═══ Provided information ═══
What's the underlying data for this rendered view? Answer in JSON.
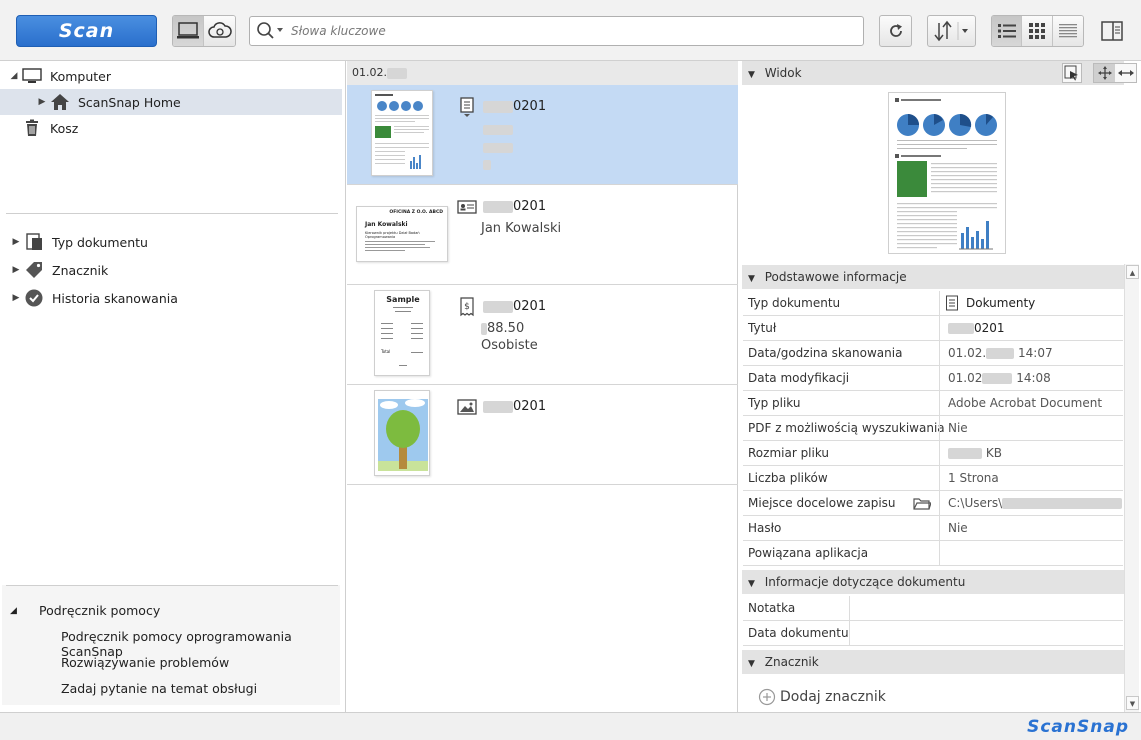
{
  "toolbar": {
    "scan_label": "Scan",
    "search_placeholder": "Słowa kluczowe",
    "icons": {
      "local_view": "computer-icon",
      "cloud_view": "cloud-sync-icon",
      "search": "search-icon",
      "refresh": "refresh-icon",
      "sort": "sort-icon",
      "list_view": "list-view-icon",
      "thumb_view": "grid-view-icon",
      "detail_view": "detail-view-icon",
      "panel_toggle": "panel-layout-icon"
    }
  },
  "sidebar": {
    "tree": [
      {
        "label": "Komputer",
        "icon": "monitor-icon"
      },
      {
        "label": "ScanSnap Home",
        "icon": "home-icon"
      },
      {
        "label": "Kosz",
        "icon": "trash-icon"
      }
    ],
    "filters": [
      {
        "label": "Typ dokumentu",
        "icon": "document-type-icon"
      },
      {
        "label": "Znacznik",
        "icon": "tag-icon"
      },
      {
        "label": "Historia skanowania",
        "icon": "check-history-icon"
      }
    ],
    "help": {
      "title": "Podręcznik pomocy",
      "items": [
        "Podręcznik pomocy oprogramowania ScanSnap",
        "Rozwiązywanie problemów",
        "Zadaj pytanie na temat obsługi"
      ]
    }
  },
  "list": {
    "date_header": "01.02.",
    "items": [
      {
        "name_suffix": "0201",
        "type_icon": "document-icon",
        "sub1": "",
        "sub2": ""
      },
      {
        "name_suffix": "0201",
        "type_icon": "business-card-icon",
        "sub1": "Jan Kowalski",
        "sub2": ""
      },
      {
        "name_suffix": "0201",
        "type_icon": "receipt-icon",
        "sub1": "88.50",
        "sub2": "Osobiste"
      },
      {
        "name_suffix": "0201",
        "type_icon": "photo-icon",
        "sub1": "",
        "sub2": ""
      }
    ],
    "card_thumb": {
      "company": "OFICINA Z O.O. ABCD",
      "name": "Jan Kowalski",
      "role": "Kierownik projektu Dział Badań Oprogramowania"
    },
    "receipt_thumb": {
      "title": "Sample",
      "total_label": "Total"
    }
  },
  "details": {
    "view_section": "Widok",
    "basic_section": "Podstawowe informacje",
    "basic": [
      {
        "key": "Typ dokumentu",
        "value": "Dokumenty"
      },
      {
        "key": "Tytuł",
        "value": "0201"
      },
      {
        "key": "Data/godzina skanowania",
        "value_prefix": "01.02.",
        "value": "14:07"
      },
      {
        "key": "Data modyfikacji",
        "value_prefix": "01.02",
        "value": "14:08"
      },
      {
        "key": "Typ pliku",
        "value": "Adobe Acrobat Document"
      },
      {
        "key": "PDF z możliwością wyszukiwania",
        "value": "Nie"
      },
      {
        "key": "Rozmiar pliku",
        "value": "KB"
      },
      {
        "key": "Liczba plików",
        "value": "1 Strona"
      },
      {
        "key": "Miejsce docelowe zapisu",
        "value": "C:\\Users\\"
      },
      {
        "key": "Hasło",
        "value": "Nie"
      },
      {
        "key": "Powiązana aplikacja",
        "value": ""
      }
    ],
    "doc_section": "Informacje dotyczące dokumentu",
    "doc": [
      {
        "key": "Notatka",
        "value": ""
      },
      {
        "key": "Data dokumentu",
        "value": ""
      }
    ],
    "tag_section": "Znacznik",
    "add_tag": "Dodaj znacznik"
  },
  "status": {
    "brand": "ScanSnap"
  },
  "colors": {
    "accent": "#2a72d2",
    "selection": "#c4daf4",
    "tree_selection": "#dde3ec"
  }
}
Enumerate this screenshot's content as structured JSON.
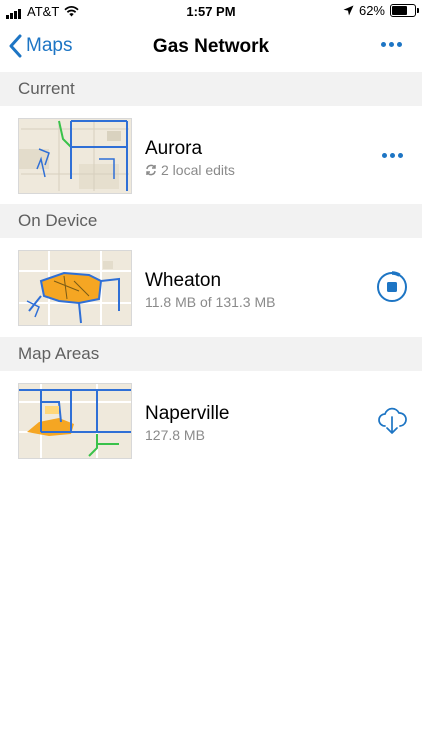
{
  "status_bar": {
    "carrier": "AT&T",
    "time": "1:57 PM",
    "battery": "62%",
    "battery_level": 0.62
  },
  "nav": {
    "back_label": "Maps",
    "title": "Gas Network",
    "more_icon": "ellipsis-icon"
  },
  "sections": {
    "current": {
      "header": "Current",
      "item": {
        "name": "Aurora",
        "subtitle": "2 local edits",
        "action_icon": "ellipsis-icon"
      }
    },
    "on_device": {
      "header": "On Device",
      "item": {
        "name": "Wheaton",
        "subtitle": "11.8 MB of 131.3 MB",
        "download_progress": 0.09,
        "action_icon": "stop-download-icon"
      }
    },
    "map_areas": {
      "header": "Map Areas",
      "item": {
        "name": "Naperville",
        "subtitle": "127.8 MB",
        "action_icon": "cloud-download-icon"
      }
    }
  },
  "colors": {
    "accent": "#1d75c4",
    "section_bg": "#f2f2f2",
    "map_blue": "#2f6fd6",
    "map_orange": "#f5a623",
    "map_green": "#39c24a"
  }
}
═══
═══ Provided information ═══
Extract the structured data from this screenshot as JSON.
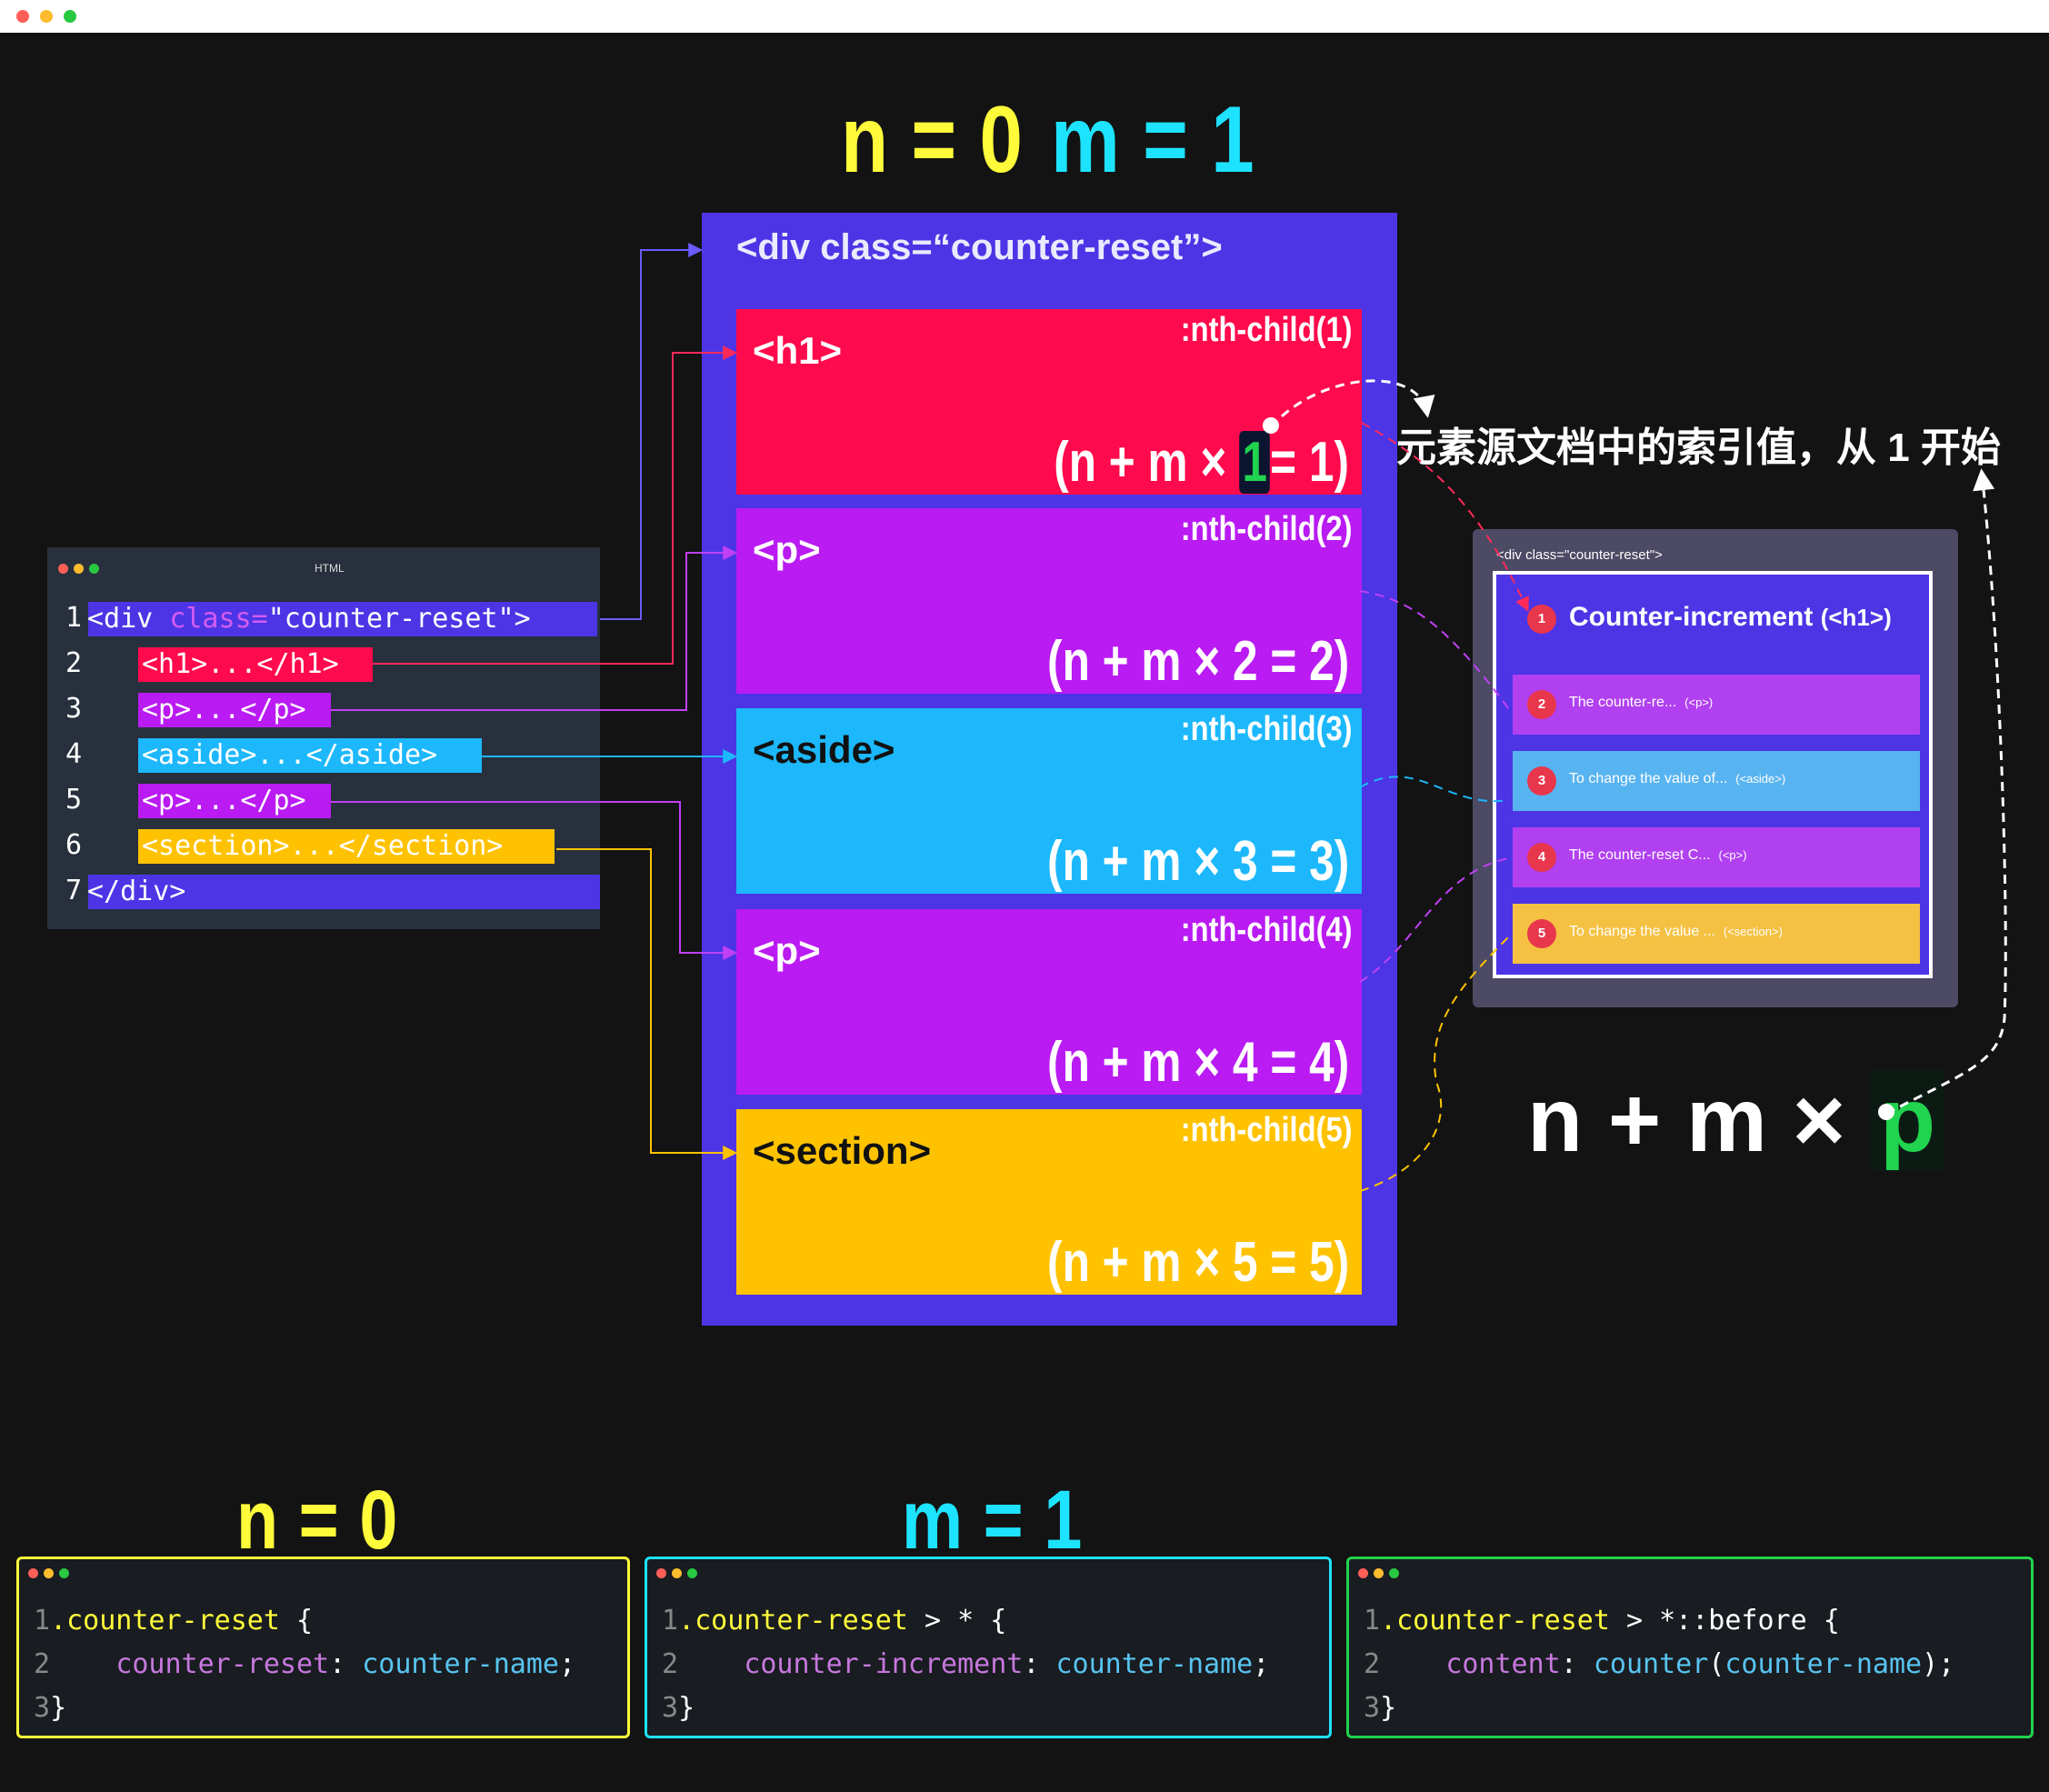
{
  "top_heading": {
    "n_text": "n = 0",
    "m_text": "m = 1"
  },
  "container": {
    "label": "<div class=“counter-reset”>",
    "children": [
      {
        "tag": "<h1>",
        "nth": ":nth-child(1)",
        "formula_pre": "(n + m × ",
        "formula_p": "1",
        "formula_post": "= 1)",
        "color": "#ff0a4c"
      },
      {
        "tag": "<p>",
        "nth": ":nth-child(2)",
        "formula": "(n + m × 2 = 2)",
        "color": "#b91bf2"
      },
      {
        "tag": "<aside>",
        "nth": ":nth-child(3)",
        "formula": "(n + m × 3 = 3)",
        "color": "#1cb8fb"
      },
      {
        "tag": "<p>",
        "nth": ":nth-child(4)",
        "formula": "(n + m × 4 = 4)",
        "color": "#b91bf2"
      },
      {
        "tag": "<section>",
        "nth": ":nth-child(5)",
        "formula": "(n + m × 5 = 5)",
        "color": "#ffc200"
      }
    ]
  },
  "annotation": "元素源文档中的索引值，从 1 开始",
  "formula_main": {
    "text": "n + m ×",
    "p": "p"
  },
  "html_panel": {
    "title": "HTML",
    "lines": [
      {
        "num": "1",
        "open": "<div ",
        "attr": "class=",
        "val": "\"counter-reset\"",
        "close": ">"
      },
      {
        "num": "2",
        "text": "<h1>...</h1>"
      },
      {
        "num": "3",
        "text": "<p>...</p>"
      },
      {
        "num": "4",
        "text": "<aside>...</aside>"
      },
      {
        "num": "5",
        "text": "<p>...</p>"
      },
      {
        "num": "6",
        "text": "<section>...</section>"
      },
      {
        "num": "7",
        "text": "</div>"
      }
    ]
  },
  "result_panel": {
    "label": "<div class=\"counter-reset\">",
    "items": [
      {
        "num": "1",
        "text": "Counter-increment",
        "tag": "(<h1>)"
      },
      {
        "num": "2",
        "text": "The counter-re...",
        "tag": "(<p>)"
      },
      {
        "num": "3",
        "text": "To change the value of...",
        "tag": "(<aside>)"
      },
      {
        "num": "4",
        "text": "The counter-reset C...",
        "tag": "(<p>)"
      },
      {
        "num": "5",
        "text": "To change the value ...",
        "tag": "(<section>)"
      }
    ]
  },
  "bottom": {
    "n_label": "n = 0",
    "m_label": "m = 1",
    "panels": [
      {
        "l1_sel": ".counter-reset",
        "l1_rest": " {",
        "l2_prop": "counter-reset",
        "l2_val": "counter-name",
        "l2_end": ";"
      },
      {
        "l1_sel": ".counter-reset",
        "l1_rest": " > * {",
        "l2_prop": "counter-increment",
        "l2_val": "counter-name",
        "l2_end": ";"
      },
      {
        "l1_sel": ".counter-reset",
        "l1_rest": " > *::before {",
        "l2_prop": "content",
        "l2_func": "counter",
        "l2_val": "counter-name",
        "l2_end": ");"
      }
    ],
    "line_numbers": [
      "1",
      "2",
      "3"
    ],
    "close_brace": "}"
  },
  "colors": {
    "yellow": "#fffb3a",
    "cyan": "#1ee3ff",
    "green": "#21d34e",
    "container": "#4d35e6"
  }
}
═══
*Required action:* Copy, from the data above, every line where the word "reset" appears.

*Written reply:*
    "label": "<div class=“counter-reset”>",
        "val": "\"counter-reset\"",
    "label": "<div class=\"counter-reset\">",
        "text": "The counter-reset C...",
        "l1_sel": ".counter-reset",
        "l2_prop": "counter-reset",
        "l1_sel": ".counter-reset",
        "l1_sel": ".counter-reset",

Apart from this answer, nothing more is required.